Excerpted records:
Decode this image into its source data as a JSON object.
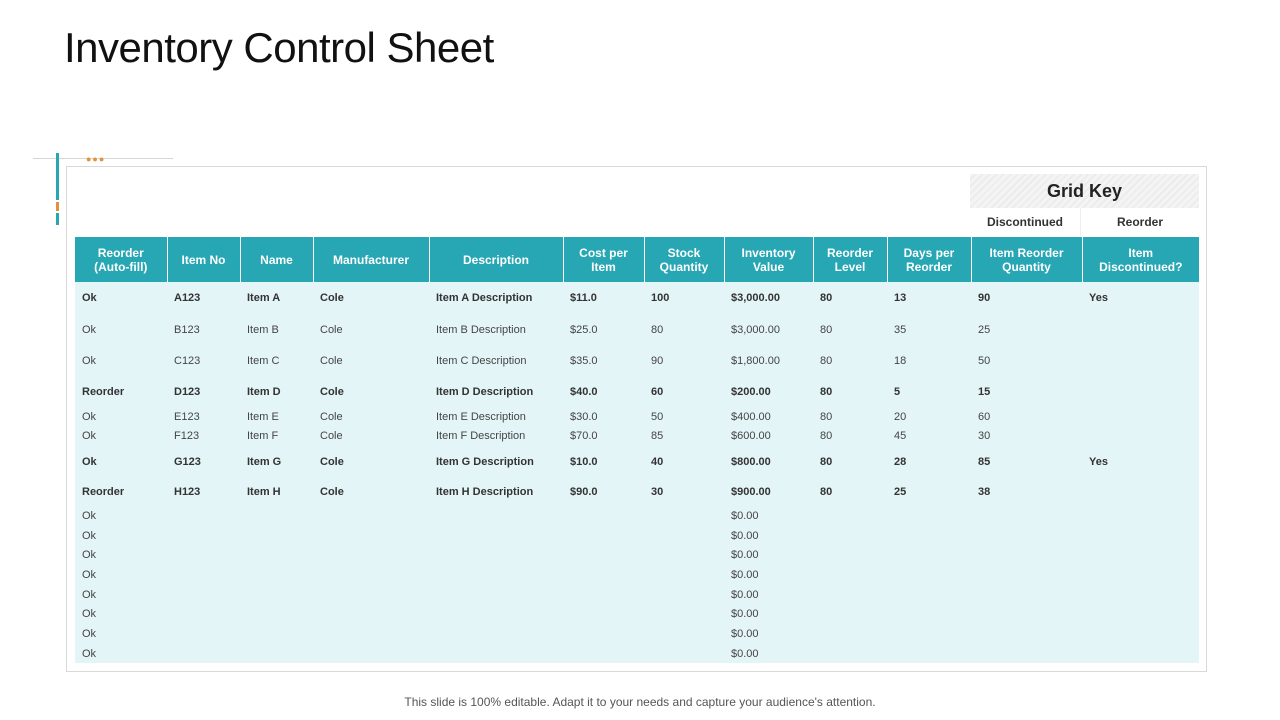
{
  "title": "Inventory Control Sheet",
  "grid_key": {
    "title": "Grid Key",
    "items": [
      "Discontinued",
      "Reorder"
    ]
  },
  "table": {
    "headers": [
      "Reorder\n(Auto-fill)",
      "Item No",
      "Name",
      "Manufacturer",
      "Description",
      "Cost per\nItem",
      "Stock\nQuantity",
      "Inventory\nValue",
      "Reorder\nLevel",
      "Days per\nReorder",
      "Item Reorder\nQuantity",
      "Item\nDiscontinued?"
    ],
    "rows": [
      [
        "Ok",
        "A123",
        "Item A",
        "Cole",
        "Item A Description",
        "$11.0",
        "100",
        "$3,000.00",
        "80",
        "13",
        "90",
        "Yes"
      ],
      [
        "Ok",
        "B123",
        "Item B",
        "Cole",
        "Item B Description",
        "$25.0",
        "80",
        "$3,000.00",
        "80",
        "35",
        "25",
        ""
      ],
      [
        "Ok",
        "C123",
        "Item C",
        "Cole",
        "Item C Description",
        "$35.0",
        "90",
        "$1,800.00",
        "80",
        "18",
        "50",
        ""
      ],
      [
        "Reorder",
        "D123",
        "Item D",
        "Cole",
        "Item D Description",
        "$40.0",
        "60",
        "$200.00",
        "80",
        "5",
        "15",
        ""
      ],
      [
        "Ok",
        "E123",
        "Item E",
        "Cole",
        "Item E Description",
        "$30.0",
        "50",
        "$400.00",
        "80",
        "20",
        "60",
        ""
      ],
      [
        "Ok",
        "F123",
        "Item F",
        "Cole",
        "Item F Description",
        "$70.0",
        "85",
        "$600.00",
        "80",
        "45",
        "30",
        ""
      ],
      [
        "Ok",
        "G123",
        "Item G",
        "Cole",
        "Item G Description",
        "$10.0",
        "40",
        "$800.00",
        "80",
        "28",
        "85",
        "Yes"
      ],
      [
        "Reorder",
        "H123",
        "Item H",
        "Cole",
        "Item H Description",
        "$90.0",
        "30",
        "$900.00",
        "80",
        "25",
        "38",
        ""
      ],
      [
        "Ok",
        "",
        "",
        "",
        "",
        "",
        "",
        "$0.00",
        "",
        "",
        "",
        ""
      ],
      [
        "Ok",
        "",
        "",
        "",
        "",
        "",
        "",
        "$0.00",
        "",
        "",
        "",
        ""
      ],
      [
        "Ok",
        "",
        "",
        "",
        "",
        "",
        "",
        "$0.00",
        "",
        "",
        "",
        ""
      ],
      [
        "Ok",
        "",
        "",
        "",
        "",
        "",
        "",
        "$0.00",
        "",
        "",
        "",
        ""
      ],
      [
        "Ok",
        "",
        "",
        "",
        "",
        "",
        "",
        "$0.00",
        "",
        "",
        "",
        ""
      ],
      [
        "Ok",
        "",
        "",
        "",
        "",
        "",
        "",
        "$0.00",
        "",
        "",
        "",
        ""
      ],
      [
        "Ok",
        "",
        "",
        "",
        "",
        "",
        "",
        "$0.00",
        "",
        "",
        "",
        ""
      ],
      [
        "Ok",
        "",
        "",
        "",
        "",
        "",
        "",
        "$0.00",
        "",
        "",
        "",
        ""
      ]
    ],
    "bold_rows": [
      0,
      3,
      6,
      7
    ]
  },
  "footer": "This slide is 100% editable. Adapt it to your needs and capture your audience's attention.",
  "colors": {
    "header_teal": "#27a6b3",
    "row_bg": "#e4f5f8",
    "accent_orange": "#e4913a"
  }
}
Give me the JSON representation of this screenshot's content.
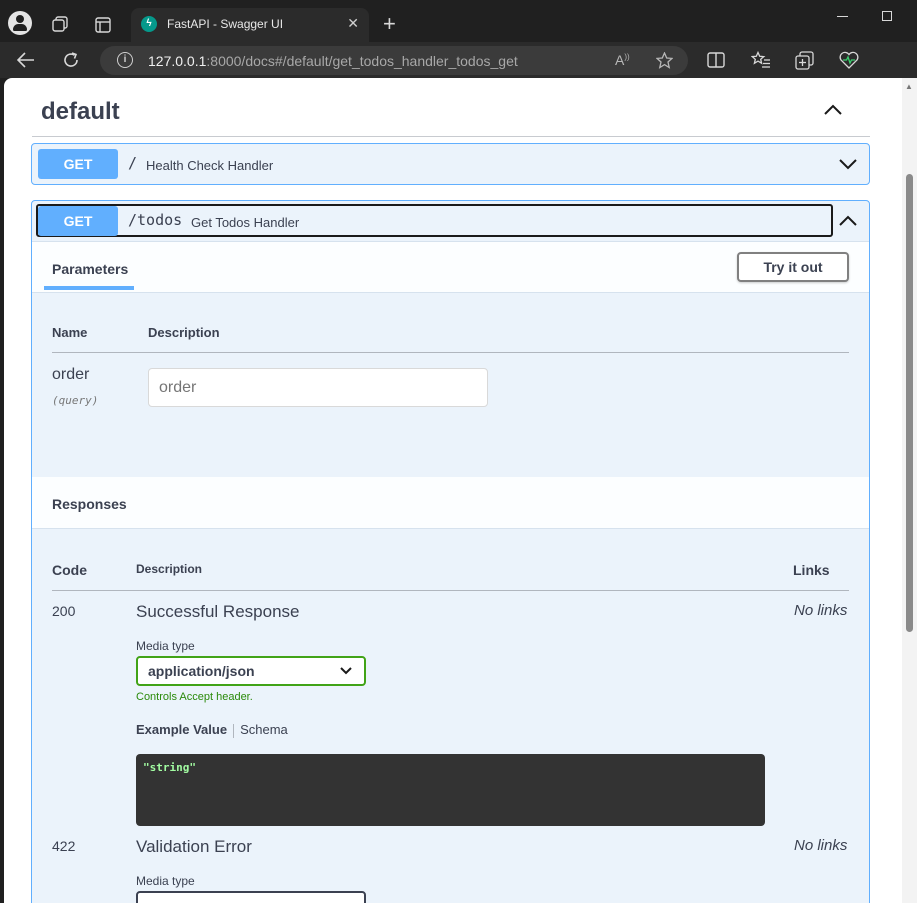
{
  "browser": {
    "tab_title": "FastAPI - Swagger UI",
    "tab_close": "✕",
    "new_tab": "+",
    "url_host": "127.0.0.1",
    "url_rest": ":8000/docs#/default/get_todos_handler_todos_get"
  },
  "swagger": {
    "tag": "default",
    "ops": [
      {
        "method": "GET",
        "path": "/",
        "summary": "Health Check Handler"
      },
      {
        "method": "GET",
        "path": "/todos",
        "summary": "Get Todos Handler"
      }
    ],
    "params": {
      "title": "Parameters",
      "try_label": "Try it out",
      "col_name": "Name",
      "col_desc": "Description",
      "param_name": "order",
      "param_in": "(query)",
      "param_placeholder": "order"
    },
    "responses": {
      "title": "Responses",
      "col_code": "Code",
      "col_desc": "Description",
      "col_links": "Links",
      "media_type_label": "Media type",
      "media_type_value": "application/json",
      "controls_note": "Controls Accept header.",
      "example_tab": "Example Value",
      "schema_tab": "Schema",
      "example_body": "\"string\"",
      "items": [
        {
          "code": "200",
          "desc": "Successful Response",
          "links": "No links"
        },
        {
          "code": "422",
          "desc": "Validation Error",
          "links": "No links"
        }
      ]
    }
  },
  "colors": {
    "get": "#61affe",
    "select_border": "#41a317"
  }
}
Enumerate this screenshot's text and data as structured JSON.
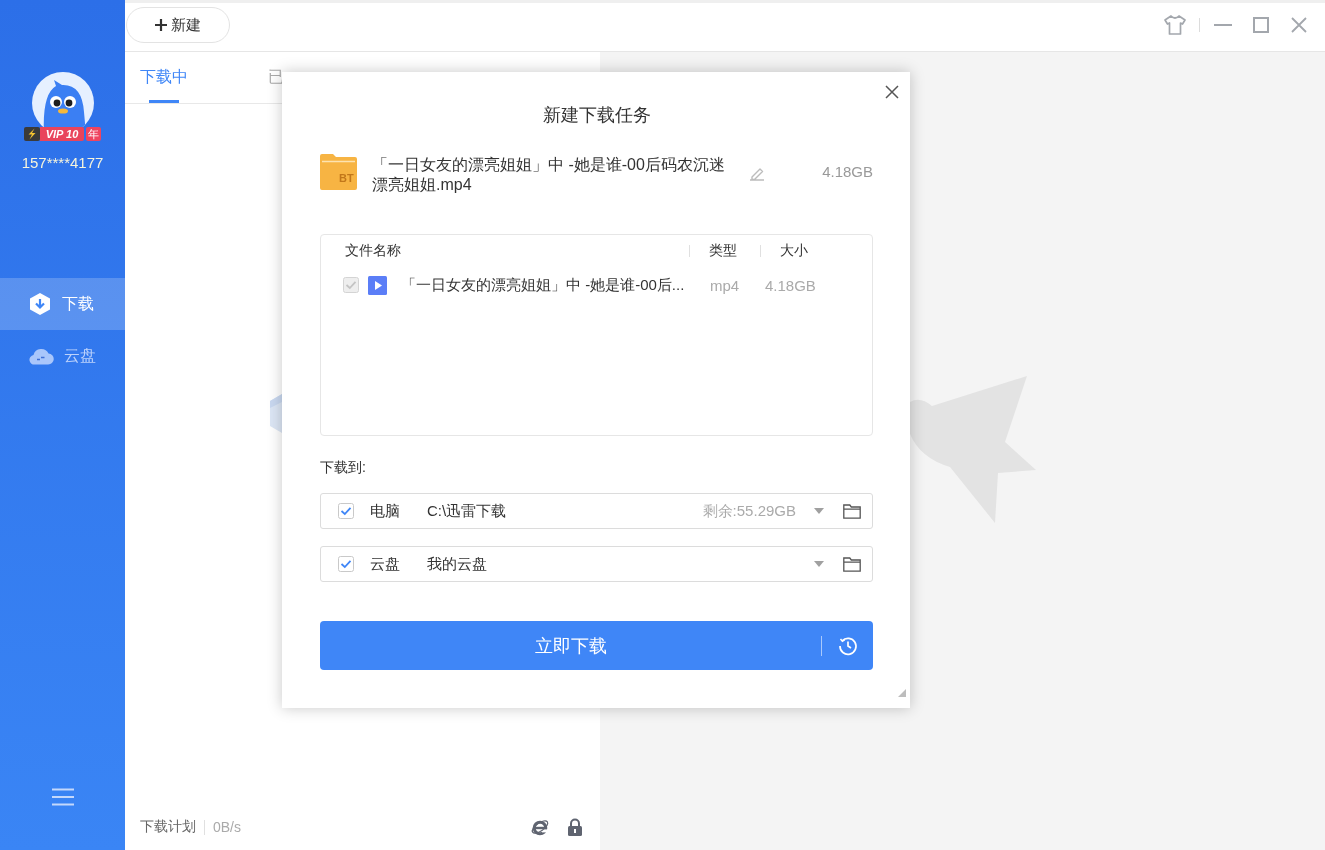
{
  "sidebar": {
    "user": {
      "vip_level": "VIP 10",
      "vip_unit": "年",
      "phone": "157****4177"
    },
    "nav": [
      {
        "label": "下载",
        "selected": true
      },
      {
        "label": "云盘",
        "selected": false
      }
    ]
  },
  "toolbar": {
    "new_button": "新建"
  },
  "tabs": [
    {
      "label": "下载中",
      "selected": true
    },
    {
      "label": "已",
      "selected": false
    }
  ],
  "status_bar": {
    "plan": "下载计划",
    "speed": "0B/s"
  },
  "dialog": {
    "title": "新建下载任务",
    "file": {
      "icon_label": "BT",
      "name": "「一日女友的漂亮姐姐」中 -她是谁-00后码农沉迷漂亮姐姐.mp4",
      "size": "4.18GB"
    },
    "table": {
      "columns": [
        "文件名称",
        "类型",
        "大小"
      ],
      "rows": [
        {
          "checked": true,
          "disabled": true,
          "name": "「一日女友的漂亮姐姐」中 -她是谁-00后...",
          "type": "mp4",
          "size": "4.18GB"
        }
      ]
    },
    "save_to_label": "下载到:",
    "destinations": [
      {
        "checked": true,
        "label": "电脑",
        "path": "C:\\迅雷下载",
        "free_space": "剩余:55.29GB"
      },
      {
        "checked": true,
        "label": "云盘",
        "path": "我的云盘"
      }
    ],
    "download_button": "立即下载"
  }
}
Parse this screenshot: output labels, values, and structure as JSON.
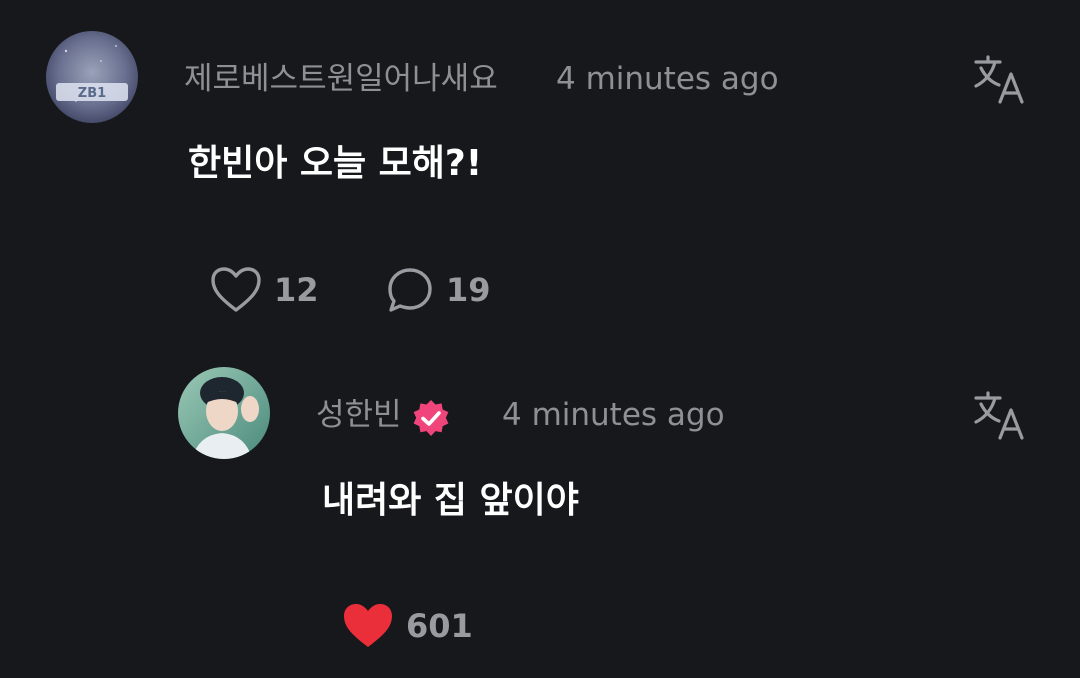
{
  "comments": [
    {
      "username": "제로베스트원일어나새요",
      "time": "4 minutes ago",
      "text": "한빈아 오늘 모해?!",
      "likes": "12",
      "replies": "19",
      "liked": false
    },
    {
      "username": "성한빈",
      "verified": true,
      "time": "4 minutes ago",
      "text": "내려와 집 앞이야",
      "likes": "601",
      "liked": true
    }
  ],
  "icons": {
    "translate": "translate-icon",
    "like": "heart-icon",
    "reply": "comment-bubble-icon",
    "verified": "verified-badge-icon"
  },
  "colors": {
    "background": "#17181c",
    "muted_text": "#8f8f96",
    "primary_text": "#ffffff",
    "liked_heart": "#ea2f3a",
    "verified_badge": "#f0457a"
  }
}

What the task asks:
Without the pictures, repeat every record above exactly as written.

Your solution:
Decode this image into its source data as a JSON object.
{
  "title": "Inventory Control Sheet",
  "grid_key": {
    "title": "Grid Key",
    "items": [
      "Discontinued",
      "Reorder"
    ]
  },
  "table": {
    "headers": [
      "Reorder\n(Auto-fill)",
      "Item No",
      "Name",
      "Manufacturer",
      "Description",
      "Cost per\nItem",
      "Stock\nQuantity",
      "Inventory\nValue",
      "Reorder\nLevel",
      "Days per\nReorder",
      "Item Reorder\nQuantity",
      "Item\nDiscontinued?"
    ],
    "rows": [
      [
        "Ok",
        "A123",
        "Item A",
        "Cole",
        "Item A Description",
        "$11.0",
        "100",
        "$3,000.00",
        "80",
        "13",
        "90",
        "Yes"
      ],
      [
        "Ok",
        "B123",
        "Item B",
        "Cole",
        "Item B Description",
        "$25.0",
        "80",
        "$3,000.00",
        "80",
        "35",
        "25",
        ""
      ],
      [
        "Ok",
        "C123",
        "Item C",
        "Cole",
        "Item C Description",
        "$35.0",
        "90",
        "$1,800.00",
        "80",
        "18",
        "50",
        ""
      ],
      [
        "Reorder",
        "D123",
        "Item D",
        "Cole",
        "Item D Description",
        "$40.0",
        "60",
        "$200.00",
        "80",
        "5",
        "15",
        ""
      ],
      [
        "Ok",
        "E123",
        "Item E",
        "Cole",
        "Item E Description",
        "$30.0",
        "50",
        "$400.00",
        "80",
        "20",
        "60",
        ""
      ],
      [
        "Ok",
        "F123",
        "Item F",
        "Cole",
        "Item F Description",
        "$70.0",
        "85",
        "$600.00",
        "80",
        "45",
        "30",
        ""
      ],
      [
        "Ok",
        "G123",
        "Item G",
        "Cole",
        "Item G Description",
        "$10.0",
        "40",
        "$800.00",
        "80",
        "28",
        "85",
        "Yes"
      ],
      [
        "Reorder",
        "H123",
        "Item H",
        "Cole",
        "Item H Description",
        "$90.0",
        "30",
        "$900.00",
        "80",
        "25",
        "38",
        ""
      ],
      [
        "Ok",
        "",
        "",
        "",
        "",
        "",
        "",
        "$0.00",
        "",
        "",
        "",
        ""
      ],
      [
        "Ok",
        "",
        "",
        "",
        "",
        "",
        "",
        "$0.00",
        "",
        "",
        "",
        ""
      ],
      [
        "Ok",
        "",
        "",
        "",
        "",
        "",
        "",
        "$0.00",
        "",
        "",
        "",
        ""
      ],
      [
        "Ok",
        "",
        "",
        "",
        "",
        "",
        "",
        "$0.00",
        "",
        "",
        "",
        ""
      ],
      [
        "Ok",
        "",
        "",
        "",
        "",
        "",
        "",
        "$0.00",
        "",
        "",
        "",
        ""
      ],
      [
        "Ok",
        "",
        "",
        "",
        "",
        "",
        "",
        "$0.00",
        "",
        "",
        "",
        ""
      ],
      [
        "Ok",
        "",
        "",
        "",
        "",
        "",
        "",
        "$0.00",
        "",
        "",
        "",
        ""
      ],
      [
        "Ok",
        "",
        "",
        "",
        "",
        "",
        "",
        "$0.00",
        "",
        "",
        "",
        ""
      ]
    ],
    "bold_rows": [
      0,
      3,
      6,
      7
    ]
  },
  "footer": "This slide is 100% editable. Adapt it to your needs and capture your audience's attention.",
  "colors": {
    "header_teal": "#27a6b3",
    "row_bg": "#e4f5f8",
    "accent_orange": "#e4913a"
  }
}
Give me the JSON representation of this screenshot's content.
{
  "browser": {
    "tab_title": "FastAPI - Swagger UI",
    "tab_close": "✕",
    "new_tab": "+",
    "url_host": "127.0.0.1",
    "url_rest": ":8000/docs#/default/get_todos_handler_todos_get"
  },
  "swagger": {
    "tag": "default",
    "ops": [
      {
        "method": "GET",
        "path": "/",
        "summary": "Health Check Handler"
      },
      {
        "method": "GET",
        "path": "/todos",
        "summary": "Get Todos Handler"
      }
    ],
    "params": {
      "title": "Parameters",
      "try_label": "Try it out",
      "col_name": "Name",
      "col_desc": "Description",
      "param_name": "order",
      "param_in": "(query)",
      "param_placeholder": "order"
    },
    "responses": {
      "title": "Responses",
      "col_code": "Code",
      "col_desc": "Description",
      "col_links": "Links",
      "media_type_label": "Media type",
      "media_type_value": "application/json",
      "controls_note": "Controls Accept header.",
      "example_tab": "Example Value",
      "schema_tab": "Schema",
      "example_body": "\"string\"",
      "items": [
        {
          "code": "200",
          "desc": "Successful Response",
          "links": "No links"
        },
        {
          "code": "422",
          "desc": "Validation Error",
          "links": "No links"
        }
      ]
    }
  },
  "colors": {
    "get": "#61affe",
    "select_border": "#41a317"
  }
}
Enumerate this screenshot's text and data as structured JSON.
{
  "sidebar": {
    "user": {
      "vip_level": "VIP 10",
      "vip_unit": "年",
      "phone": "157****4177"
    },
    "nav": [
      {
        "label": "下载",
        "selected": true
      },
      {
        "label": "云盘",
        "selected": false
      }
    ]
  },
  "toolbar": {
    "new_button": "新建"
  },
  "tabs": [
    {
      "label": "下载中",
      "selected": true
    },
    {
      "label": "已",
      "selected": false
    }
  ],
  "status_bar": {
    "plan": "下载计划",
    "speed": "0B/s"
  },
  "dialog": {
    "title": "新建下载任务",
    "file": {
      "icon_label": "BT",
      "name": "「一日女友的漂亮姐姐」中 -她是谁-00后码农沉迷漂亮姐姐.mp4",
      "size": "4.18GB"
    },
    "table": {
      "columns": [
        "文件名称",
        "类型",
        "大小"
      ],
      "rows": [
        {
          "checked": true,
          "disabled": true,
          "name": "「一日女友的漂亮姐姐」中 -她是谁-00后...",
          "type": "mp4",
          "size": "4.18GB"
        }
      ]
    },
    "save_to_label": "下载到:",
    "destinations": [
      {
        "checked": true,
        "label": "电脑",
        "path": "C:\\迅雷下载",
        "free_space": "剩余:55.29GB"
      },
      {
        "checked": true,
        "label": "云盘",
        "path": "我的云盘"
      }
    ],
    "download_button": "立即下载"
  }
}
Parse this screenshot: output labels, values, and structure as JSON.
{
  "comments": [
    {
      "username": "제로베스트원일어나새요",
      "time": "4 minutes ago",
      "text": "한빈아 오늘 모해?!",
      "likes": "12",
      "replies": "19",
      "liked": false
    },
    {
      "username": "성한빈",
      "verified": true,
      "time": "4 minutes ago",
      "text": "내려와 집 앞이야",
      "likes": "601",
      "liked": true
    }
  ],
  "icons": {
    "translate": "translate-icon",
    "like": "heart-icon",
    "reply": "comment-bubble-icon",
    "verified": "verified-badge-icon"
  },
  "colors": {
    "background": "#17181c",
    "muted_text": "#8f8f96",
    "primary_text": "#ffffff",
    "liked_heart": "#ea2f3a",
    "verified_badge": "#f0457a"
  }
}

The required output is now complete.